__Instructions for the task__
Whatever lines the data contains, output all of them unchanged.
[Records to process]
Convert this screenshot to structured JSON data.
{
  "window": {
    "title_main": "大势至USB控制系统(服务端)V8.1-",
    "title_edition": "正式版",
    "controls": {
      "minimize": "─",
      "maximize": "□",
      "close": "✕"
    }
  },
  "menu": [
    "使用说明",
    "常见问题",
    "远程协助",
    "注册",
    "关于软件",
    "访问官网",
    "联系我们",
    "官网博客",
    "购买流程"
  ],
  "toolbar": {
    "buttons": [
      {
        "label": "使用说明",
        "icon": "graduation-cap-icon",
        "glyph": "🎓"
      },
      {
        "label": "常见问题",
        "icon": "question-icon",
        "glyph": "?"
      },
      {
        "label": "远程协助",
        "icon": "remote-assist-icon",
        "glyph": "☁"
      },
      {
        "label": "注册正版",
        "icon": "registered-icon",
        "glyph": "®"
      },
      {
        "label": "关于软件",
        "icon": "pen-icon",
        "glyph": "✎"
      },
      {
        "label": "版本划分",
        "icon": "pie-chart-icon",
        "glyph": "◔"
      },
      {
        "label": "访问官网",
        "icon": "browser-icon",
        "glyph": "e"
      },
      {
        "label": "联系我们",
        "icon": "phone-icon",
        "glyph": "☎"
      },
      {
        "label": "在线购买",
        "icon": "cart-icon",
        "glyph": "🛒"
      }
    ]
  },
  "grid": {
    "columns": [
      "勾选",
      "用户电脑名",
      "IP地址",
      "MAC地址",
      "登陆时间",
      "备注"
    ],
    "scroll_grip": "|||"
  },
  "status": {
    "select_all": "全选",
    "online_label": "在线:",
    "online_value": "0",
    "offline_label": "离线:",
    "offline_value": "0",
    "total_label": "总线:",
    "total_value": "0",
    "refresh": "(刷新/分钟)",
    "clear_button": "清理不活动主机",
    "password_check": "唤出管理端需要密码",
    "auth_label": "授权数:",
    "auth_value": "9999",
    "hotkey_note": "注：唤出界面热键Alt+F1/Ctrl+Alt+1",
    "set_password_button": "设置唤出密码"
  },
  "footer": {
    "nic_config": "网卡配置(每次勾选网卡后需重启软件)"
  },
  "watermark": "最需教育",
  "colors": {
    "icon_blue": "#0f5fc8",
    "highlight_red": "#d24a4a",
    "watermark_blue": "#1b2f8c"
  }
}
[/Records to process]
__Output__
Convert this screenshot to structured JSON data.
{
  "window": {
    "title_main": "大势至USB控制系统(服务端)V8.1-",
    "title_edition": "正式版",
    "controls": {
      "minimize": "─",
      "maximize": "□",
      "close": "✕"
    }
  },
  "menu": [
    "使用说明",
    "常见问题",
    "远程协助",
    "注册",
    "关于软件",
    "访问官网",
    "联系我们",
    "官网博客",
    "购买流程"
  ],
  "toolbar": {
    "buttons": [
      {
        "label": "使用说明",
        "icon": "graduation-cap-icon",
        "glyph": "🎓"
      },
      {
        "label": "常见问题",
        "icon": "question-icon",
        "glyph": "?"
      },
      {
        "label": "远程协助",
        "icon": "remote-assist-icon",
        "glyph": "☁"
      },
      {
        "label": "注册正版",
        "icon": "registered-icon",
        "glyph": "®"
      },
      {
        "label": "关于软件",
        "icon": "pen-icon",
        "glyph": "✎"
      },
      {
        "label": "版本划分",
        "icon": "pie-chart-icon",
        "glyph": "◔"
      },
      {
        "label": "访问官网",
        "icon": "browser-icon",
        "glyph": "e"
      },
      {
        "label": "联系我们",
        "icon": "phone-icon",
        "glyph": "☎"
      },
      {
        "label": "在线购买",
        "icon": "cart-icon",
        "glyph": "🛒"
      }
    ]
  },
  "grid": {
    "columns": [
      "勾选",
      "用户电脑名",
      "IP地址",
      "MAC地址",
      "登陆时间",
      "备注"
    ],
    "scroll_grip": "|||"
  },
  "status": {
    "select_all": "全选",
    "online_label": "在线:",
    "online_value": "0",
    "offline_label": "离线:",
    "offline_value": "0",
    "total_label": "总线:",
    "total_value": "0",
    "refresh": "(刷新/分钟)",
    "clear_button": "清理不活动主机",
    "password_check": "唤出管理端需要密码",
    "auth_label": "授权数:",
    "auth_value": "9999",
    "hotkey_note": "注：唤出界面热键Alt+F1/Ctrl+Alt+1",
    "set_password_button": "设置唤出密码"
  },
  "footer": {
    "nic_config": "网卡配置(每次勾选网卡后需重启软件)"
  },
  "watermark": "最需教育",
  "colors": {
    "icon_blue": "#0f5fc8",
    "highlight_red": "#d24a4a",
    "watermark_blue": "#1b2f8c"
  }
}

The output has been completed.